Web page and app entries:
#####

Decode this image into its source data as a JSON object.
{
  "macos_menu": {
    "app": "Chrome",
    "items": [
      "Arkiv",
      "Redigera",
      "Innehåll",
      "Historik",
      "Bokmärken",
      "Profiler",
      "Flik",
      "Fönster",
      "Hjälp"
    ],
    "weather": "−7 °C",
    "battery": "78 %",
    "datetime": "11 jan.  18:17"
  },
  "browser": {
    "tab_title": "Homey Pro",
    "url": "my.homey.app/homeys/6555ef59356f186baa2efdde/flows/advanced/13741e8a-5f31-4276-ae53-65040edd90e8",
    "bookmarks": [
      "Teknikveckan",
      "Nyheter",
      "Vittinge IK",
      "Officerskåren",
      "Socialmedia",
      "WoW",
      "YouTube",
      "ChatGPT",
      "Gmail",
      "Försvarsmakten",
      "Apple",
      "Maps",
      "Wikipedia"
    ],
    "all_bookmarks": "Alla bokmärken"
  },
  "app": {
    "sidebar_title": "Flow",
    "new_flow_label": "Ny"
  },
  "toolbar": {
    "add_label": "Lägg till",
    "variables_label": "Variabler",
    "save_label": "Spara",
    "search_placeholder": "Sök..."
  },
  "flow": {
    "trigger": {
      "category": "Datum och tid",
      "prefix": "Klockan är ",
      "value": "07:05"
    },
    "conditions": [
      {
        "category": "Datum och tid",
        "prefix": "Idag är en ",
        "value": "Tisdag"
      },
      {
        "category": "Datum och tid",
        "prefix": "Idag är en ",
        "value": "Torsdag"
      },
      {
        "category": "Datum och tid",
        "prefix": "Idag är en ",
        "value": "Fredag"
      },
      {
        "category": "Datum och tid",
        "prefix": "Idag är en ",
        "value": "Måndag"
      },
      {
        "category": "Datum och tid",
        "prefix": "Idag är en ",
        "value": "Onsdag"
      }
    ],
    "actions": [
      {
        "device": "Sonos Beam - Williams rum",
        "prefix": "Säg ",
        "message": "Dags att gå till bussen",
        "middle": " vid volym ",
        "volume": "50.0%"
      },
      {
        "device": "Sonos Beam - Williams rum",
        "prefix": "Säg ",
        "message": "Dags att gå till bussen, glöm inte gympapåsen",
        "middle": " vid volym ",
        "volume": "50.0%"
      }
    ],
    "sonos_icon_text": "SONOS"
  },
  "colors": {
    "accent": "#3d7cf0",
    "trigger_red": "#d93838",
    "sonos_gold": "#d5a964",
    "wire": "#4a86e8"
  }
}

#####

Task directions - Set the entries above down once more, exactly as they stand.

Task answer -
Decode this image into its source data as a JSON object.
{
  "macos_menu": {
    "app": "Chrome",
    "items": [
      "Arkiv",
      "Redigera",
      "Innehåll",
      "Historik",
      "Bokmärken",
      "Profiler",
      "Flik",
      "Fönster",
      "Hjälp"
    ],
    "weather": "−7 °C",
    "battery": "78 %",
    "datetime": "11 jan.  18:17"
  },
  "browser": {
    "tab_title": "Homey Pro",
    "url": "my.homey.app/homeys/6555ef59356f186baa2efdde/flows/advanced/13741e8a-5f31-4276-ae53-65040edd90e8",
    "bookmarks": [
      "Teknikveckan",
      "Nyheter",
      "Vittinge IK",
      "Officerskåren",
      "Socialmedia",
      "WoW",
      "YouTube",
      "ChatGPT",
      "Gmail",
      "Försvarsmakten",
      "Apple",
      "Maps",
      "Wikipedia"
    ],
    "all_bookmarks": "Alla bokmärken"
  },
  "app": {
    "sidebar_title": "Flow",
    "new_flow_label": "Ny"
  },
  "toolbar": {
    "add_label": "Lägg till",
    "variables_label": "Variabler",
    "save_label": "Spara",
    "search_placeholder": "Sök..."
  },
  "flow": {
    "trigger": {
      "category": "Datum och tid",
      "prefix": "Klockan är ",
      "value": "07:05"
    },
    "conditions": [
      {
        "category": "Datum och tid",
        "prefix": "Idag är en ",
        "value": "Tisdag"
      },
      {
        "category": "Datum och tid",
        "prefix": "Idag är en ",
        "value": "Torsdag"
      },
      {
        "category": "Datum och tid",
        "prefix": "Idag är en ",
        "value": "Fredag"
      },
      {
        "category": "Datum och tid",
        "prefix": "Idag är en ",
        "value": "Måndag"
      },
      {
        "category": "Datum och tid",
        "prefix": "Idag är en ",
        "value": "Onsdag"
      }
    ],
    "actions": [
      {
        "device": "Sonos Beam - Williams rum",
        "prefix": "Säg ",
        "message": "Dags att gå till bussen",
        "middle": " vid volym ",
        "volume": "50.0%"
      },
      {
        "device": "Sonos Beam - Williams rum",
        "prefix": "Säg ",
        "message": "Dags att gå till bussen, glöm inte gympapåsen",
        "middle": " vid volym ",
        "volume": "50.0%"
      }
    ],
    "sonos_icon_text": "SONOS"
  },
  "colors": {
    "accent": "#3d7cf0",
    "trigger_red": "#d93838",
    "sonos_gold": "#d5a964",
    "wire": "#4a86e8"
  }
}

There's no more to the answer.